CARLISLE, Pa. (June 8, 2018) -- Families, friends, faculty members, and the commanding general of Army Materiel Command honored today the achievements of a group of nearly 400 future strategic leaders graduating from the United States Army War College.

Gen. Gustave Perna, Commander of the U.S. Army Materiel Command, referred in his remarks to generals Pershing, Eisenhower, and Schwarzkopf as role models for having prepared with urgency for an unknown future while at the war college and thereafter. Perna's salute to the class marked the completion of 10 months master's level Strategic Studies at a ceremony on the parade grounds of historic Carlisle Barracks.

The 378 graduates of the graduate educational program in Strategic Studies represent the Total Force of the U.S. Army, Marine, Navy, Air Force and Coast Guard; federal agencies associated with national security; and 76 allied and partner nations around the world. Several students accepted additional honors for their writing, public speaking or leadership achievements during the academic year.

Commandant Maj. Gen. John Kem told the graduates he was privileged to have served as their commandant and to have known them.

"Three hundred and six days ago ... I welcomed you to the Army War College and challenged you to find your gaps, whether personal or professional," said Kem. "Break out of the toolbox that has made you successful to this point in the tactical and operational realm to get you here and make you successful…. Build new tools to get ready for the future, to get ready for the next challenges as strategic leaders, strategic advisors and, very importantly, as stewards of our profession."

Kem introduced graduation speaker Gen. Gustave Perna, responsible for the Army's primary logistics and sustainment command, ensuring the best-equipped and sustained fighting force in the world.

Perna reminded the graduates that this year of study matters because what they will do for the nation matters.

"The requirements --whether you go to command, or you work on a higher staff -- will require every bit and more of what you learned this last year," he said."It will force you to reach into the depth of your knowledge and intellect. It will require you to assess and make recommendations quickly and responsibly for the Soldiers, Sailors, Airmen, and Marines that are under your command.This is an unprecedented responsibility.

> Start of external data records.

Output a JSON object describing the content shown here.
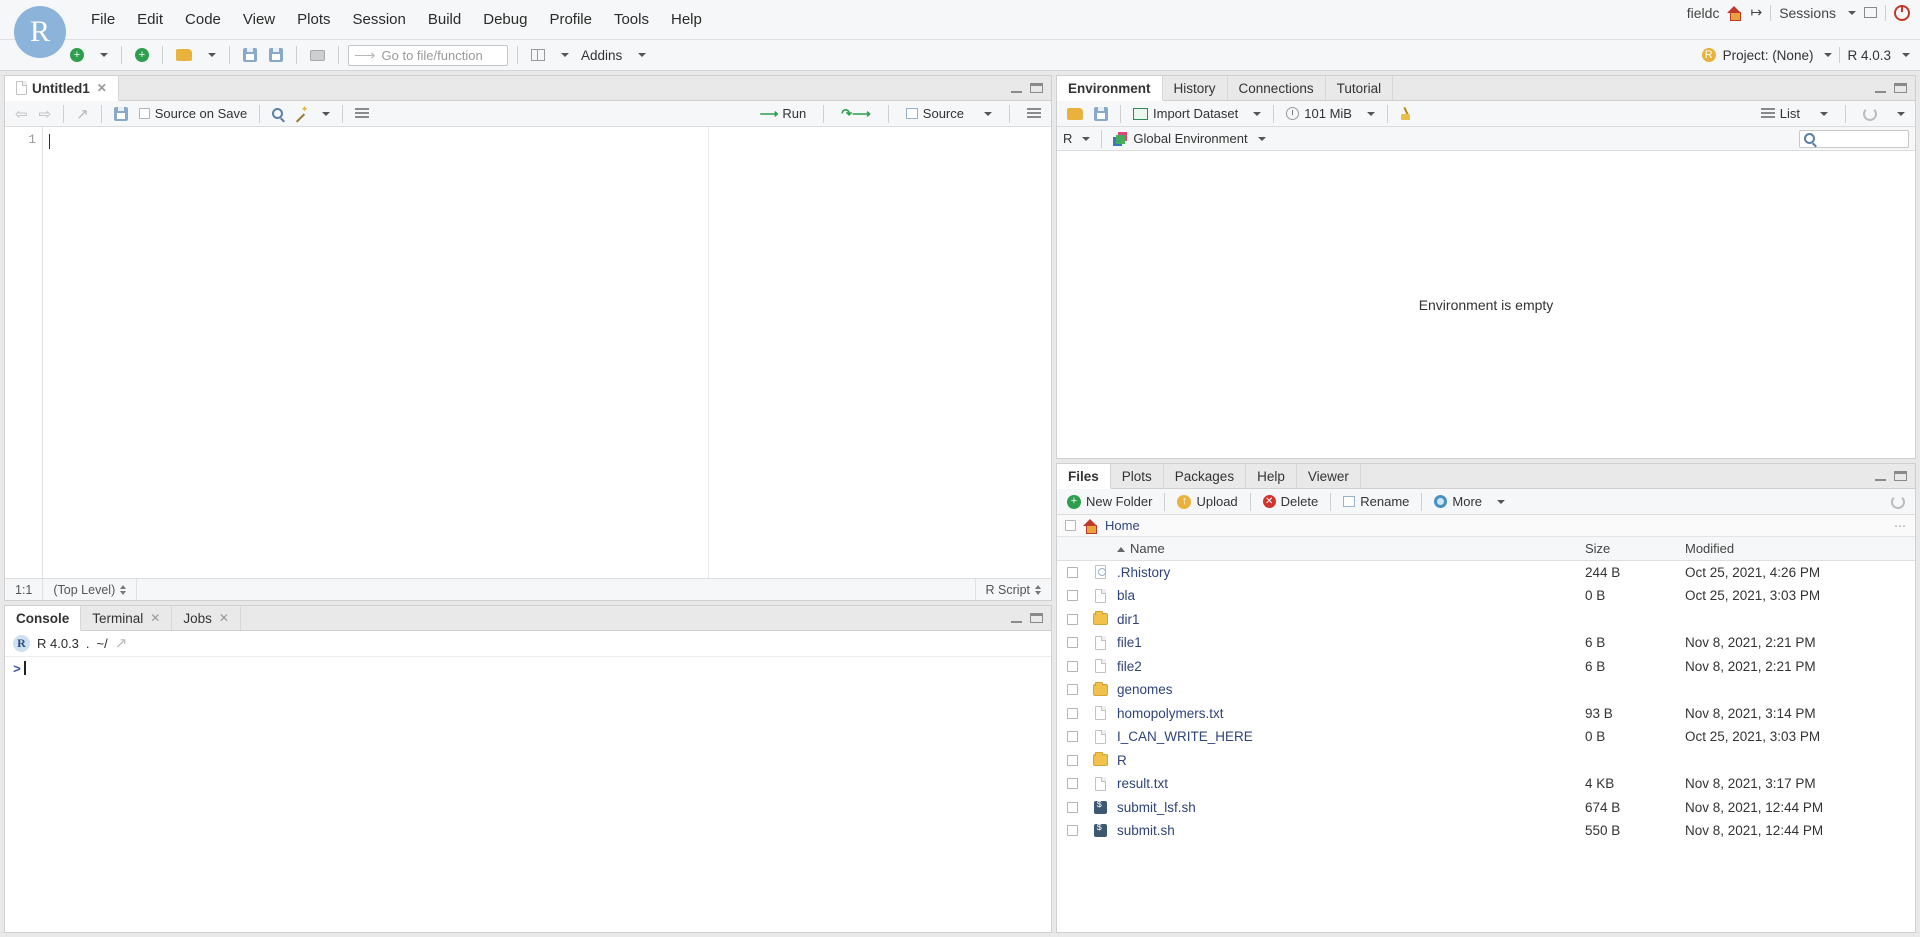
{
  "app": {
    "logo_letter": "R",
    "menus": [
      "File",
      "Edit",
      "Code",
      "View",
      "Plots",
      "Session",
      "Build",
      "Debug",
      "Profile",
      "Tools",
      "Help"
    ],
    "user": "fieldc",
    "sessions_label": "Sessions",
    "project_label": "Project: (None)",
    "r_version": "R 4.0.3"
  },
  "toolbar": {
    "goto_placeholder": "Go to file/function",
    "addins_label": "Addins"
  },
  "source": {
    "tabs": [
      {
        "label": "Untitled1",
        "closable": true
      }
    ],
    "line_numbers": [
      "1"
    ],
    "code_line": "",
    "actions": {
      "source_on_save": "Source on Save",
      "run": "Run",
      "source": "Source"
    },
    "status": {
      "position": "1:1",
      "scope": "(Top Level)",
      "filetype": "R Script"
    }
  },
  "console": {
    "tabs": [
      "Console",
      "Terminal",
      "Jobs"
    ],
    "active_tab": "Console",
    "header_version": "R 4.0.3",
    "header_path": "~/",
    "prompt": ">"
  },
  "environment": {
    "tabs": [
      "Environment",
      "History",
      "Connections",
      "Tutorial"
    ],
    "active_tab": "Environment",
    "toolbar": {
      "import_dataset": "Import Dataset",
      "memory": "101 MiB",
      "view_mode": "List"
    },
    "scope": {
      "language": "R",
      "environment": "Global Environment"
    },
    "empty_message": "Environment is empty"
  },
  "files": {
    "tabs": [
      "Files",
      "Plots",
      "Packages",
      "Help",
      "Viewer"
    ],
    "active_tab": "Files",
    "toolbar": {
      "new_folder": "New Folder",
      "upload": "Upload",
      "delete": "Delete",
      "rename": "Rename",
      "more": "More"
    },
    "path": "Home",
    "columns": {
      "name": "Name",
      "size": "Size",
      "modified": "Modified"
    },
    "sort_column": "Name",
    "rows": [
      {
        "icon": "history-file-icon",
        "name": ".Rhistory",
        "size": "244 B",
        "modified": "Oct 25, 2021, 4:26 PM"
      },
      {
        "icon": "file-icon",
        "name": "bla",
        "size": "0 B",
        "modified": "Oct 25, 2021, 3:03 PM"
      },
      {
        "icon": "folder-icon",
        "name": "dir1",
        "size": "",
        "modified": ""
      },
      {
        "icon": "file-icon",
        "name": "file1",
        "size": "6 B",
        "modified": "Nov 8, 2021, 2:21 PM"
      },
      {
        "icon": "file-icon",
        "name": "file2",
        "size": "6 B",
        "modified": "Nov 8, 2021, 2:21 PM"
      },
      {
        "icon": "folder-icon",
        "name": "genomes",
        "size": "",
        "modified": ""
      },
      {
        "icon": "file-icon",
        "name": "homopolymers.txt",
        "size": "93 B",
        "modified": "Nov 8, 2021, 3:14 PM"
      },
      {
        "icon": "file-icon",
        "name": "I_CAN_WRITE_HERE",
        "size": "0 B",
        "modified": "Oct 25, 2021, 3:03 PM"
      },
      {
        "icon": "folder-icon",
        "name": "R",
        "size": "",
        "modified": ""
      },
      {
        "icon": "file-icon",
        "name": "result.txt",
        "size": "4 KB",
        "modified": "Nov 8, 2021, 3:17 PM"
      },
      {
        "icon": "shell-icon",
        "name": "submit_lsf.sh",
        "size": "674 B",
        "modified": "Nov 8, 2021, 12:44 PM"
      },
      {
        "icon": "shell-icon",
        "name": "submit.sh",
        "size": "550 B",
        "modified": "Nov 8, 2021, 12:44 PM"
      }
    ]
  },
  "colors": {
    "accent_blue": "#8cb3d9",
    "link_blue": "#31447a",
    "green": "#2e9e4f",
    "folder_yellow": "#f0c14b",
    "red": "#c0392b"
  }
}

"And, only in our profession, the profession of arms, do we self-educate continuously over time. It is because of this, I would argue we are the greatest at what we do," said Perna.

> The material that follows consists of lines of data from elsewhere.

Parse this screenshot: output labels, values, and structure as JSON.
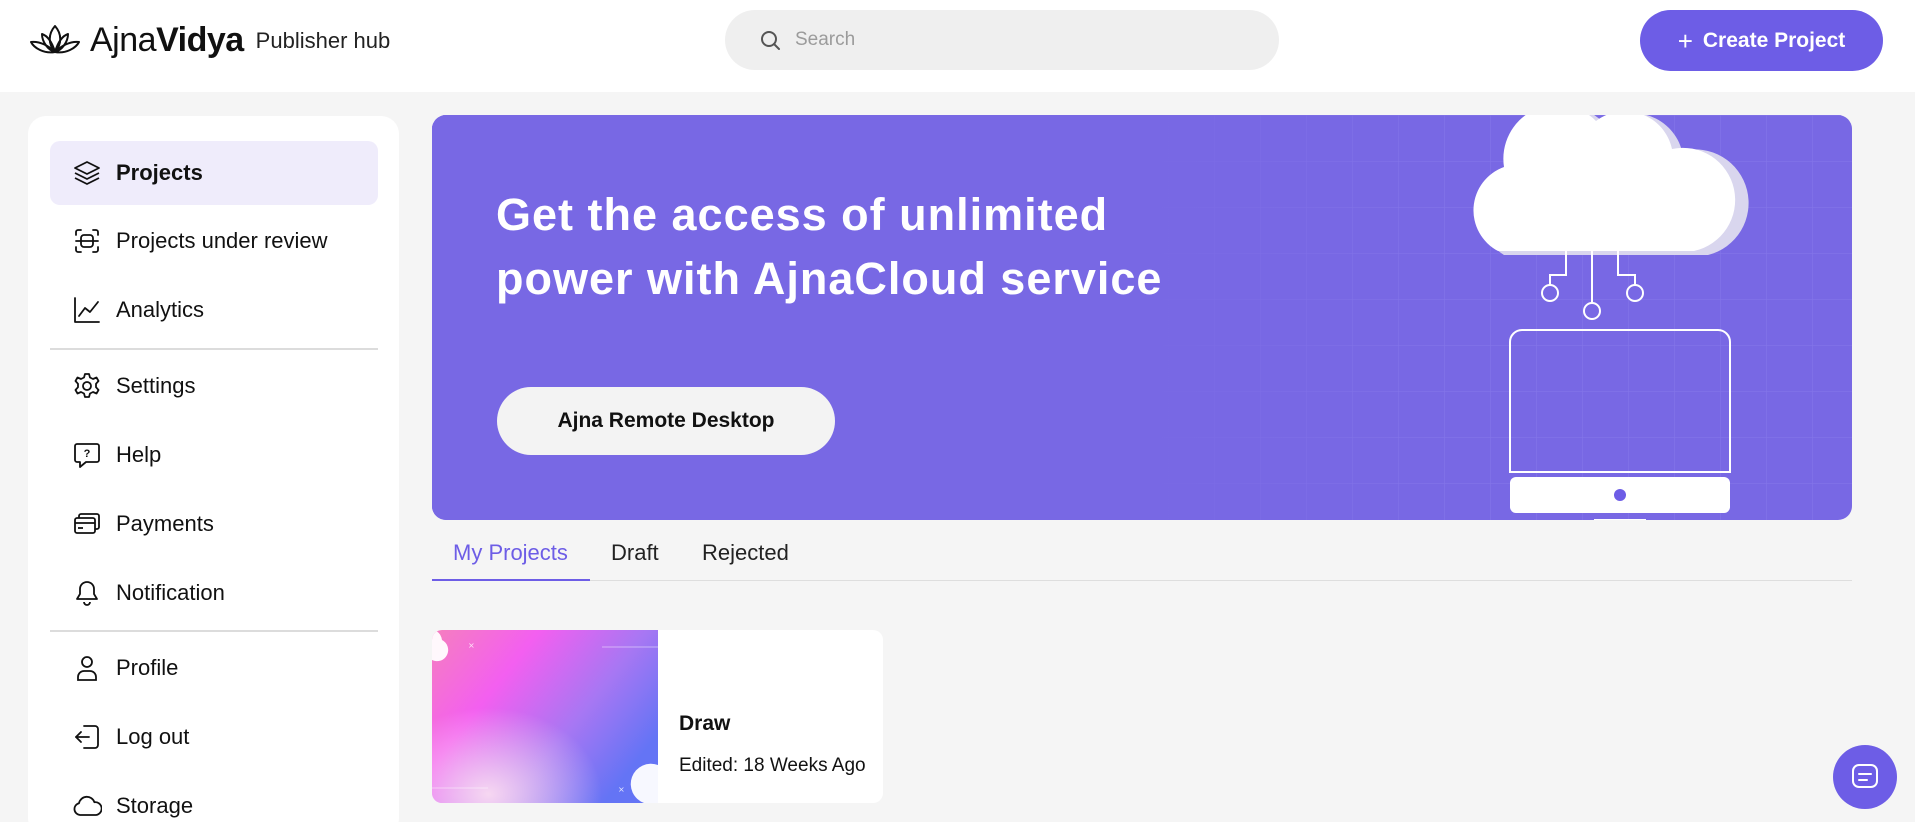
{
  "app": {
    "brand_prefix": "Ajna",
    "brand_bold": "Vidya",
    "brand_sub": "Publisher hub",
    "logo_icon": "lotus-icon"
  },
  "header": {
    "search_placeholder": "Search",
    "search_value": "",
    "create_label": "Create Project"
  },
  "sidebar": {
    "items": [
      {
        "label": "Projects",
        "icon": "layers-icon",
        "active": true
      },
      {
        "label": "Projects under review",
        "icon": "review-icon"
      },
      {
        "label": "Analytics",
        "icon": "chart-line-icon"
      },
      {
        "label": "Settings",
        "icon": "gear-icon"
      },
      {
        "label": "Help",
        "icon": "help-icon"
      },
      {
        "label": "Payments",
        "icon": "card-icon"
      },
      {
        "label": "Notification",
        "icon": "bell-icon"
      },
      {
        "label": "Profile",
        "icon": "user-icon"
      },
      {
        "label": "Log out",
        "icon": "logout-icon"
      },
      {
        "label": "Storage",
        "icon": "cloud-icon"
      }
    ]
  },
  "banner": {
    "title": "Get the access of unlimited power with AjnaCloud service",
    "button_label": "Ajna Remote Desktop"
  },
  "tabs": [
    {
      "label": "My Projects",
      "active": true
    },
    {
      "label": "Draft"
    },
    {
      "label": "Rejected"
    }
  ],
  "projects": [
    {
      "title": "Draw",
      "edited": "Edited: 18 Weeks Ago"
    }
  ],
  "colors": {
    "accent": "#6d5de6",
    "banner": "#7868e4",
    "active_nav_bg": "#efecfb",
    "page_bg": "#f5f5f5"
  }
}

The Army War College was created before World War I was on the horizon, yet, "Gen. Pershing was a student here in 1904, and 14 years later would lead 1.2 million Soldiers in what was deemed the Great War," he said.

"We didn't realize in 1943 that we would be in the midst of world war against Germany, Italy and Japan, but we did have Dwight D. Eisenhower as a student here in 1928.We didn't know that in 1990 we were going to be huddled in Kuwait getting ready to cross the border into Iraq … but in 1978 we did have Gen. Schwarzkopf here as a student.

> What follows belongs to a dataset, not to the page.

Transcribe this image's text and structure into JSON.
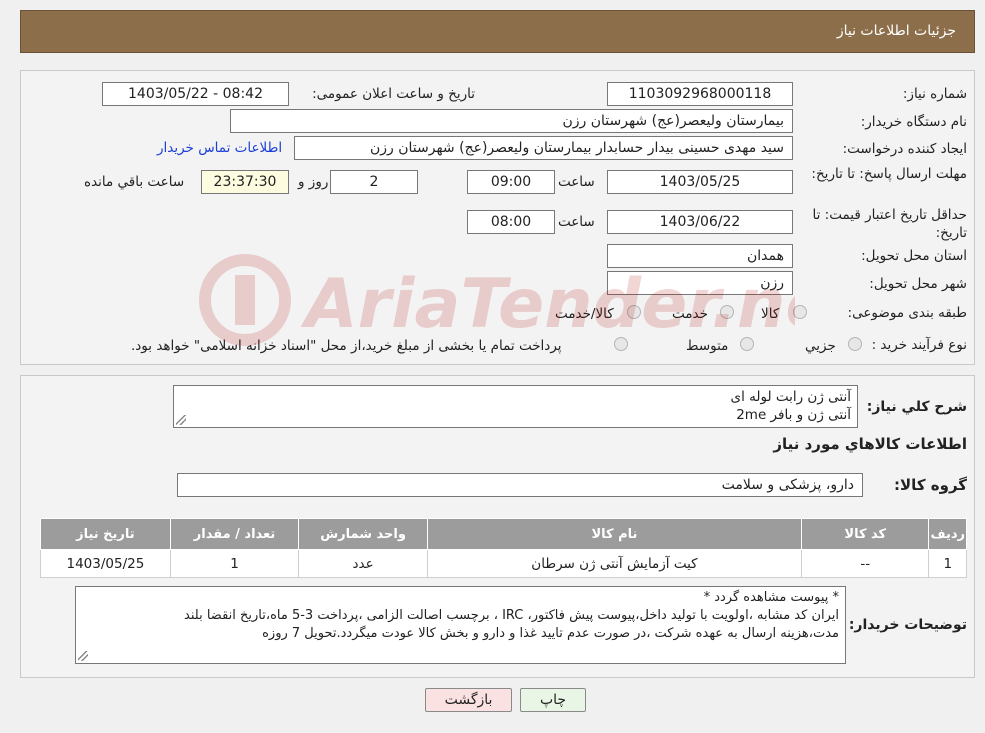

"We did not know, yet prepared -- thanks to the leaders who had the vision to understand the responsibility ... to have not only well-educated leaders, but leaders who know how to think; who can be innovative, agile, and adaptive; who will understand problems, develop solutions, assess risk, make recommendations.

"This is what this institution is about. This why we're here. This is why you spent 306 days here. Because we don't know what our future holds for us," said Perna.

Several students echoed his emphasis on applying this education in their future responsibilities.

Air Force Lt. Col. Joseph Augustine, who will next work with Jordanian Armed Forces, expects to apply much of the curriculum. Defense management and strategic thinking will be particularly relevant to working with allies and partners, he said.

Army Lt. Col. Matthew Olson, force management officer for the Army, said he had been impressed by the collaborative environment among students, and how that supported his learning. "What I'll apply in the future will be a greater strategic insight on how things work at the enterprise level and how [DoD] systems fit together."

"The course work on relationships and team work is something I will carry forward," said Army Lt. Col. Anne-Marie Wiersgalla, a 21-year Army Signal Officer, headed to the Pentagon to serve in the Army's Chief Information Office/G6.

Adding to the richness of the ceremony, Caleigh Crisafulli sang the national anthem. The daughter of new graduate Army Col. John Crisafulli, she was singled out on the stage by Perna as representative of all the graduates' family members for appreciated support this, and all, years in service to the nation.Elements of the Pennsylvania Army National Guard's 108th Field Artillery fired an honorary cannon salute on Indian Field. The 78th Army Band from Fort Dix, New Jersey, provided music for the day's ceremony.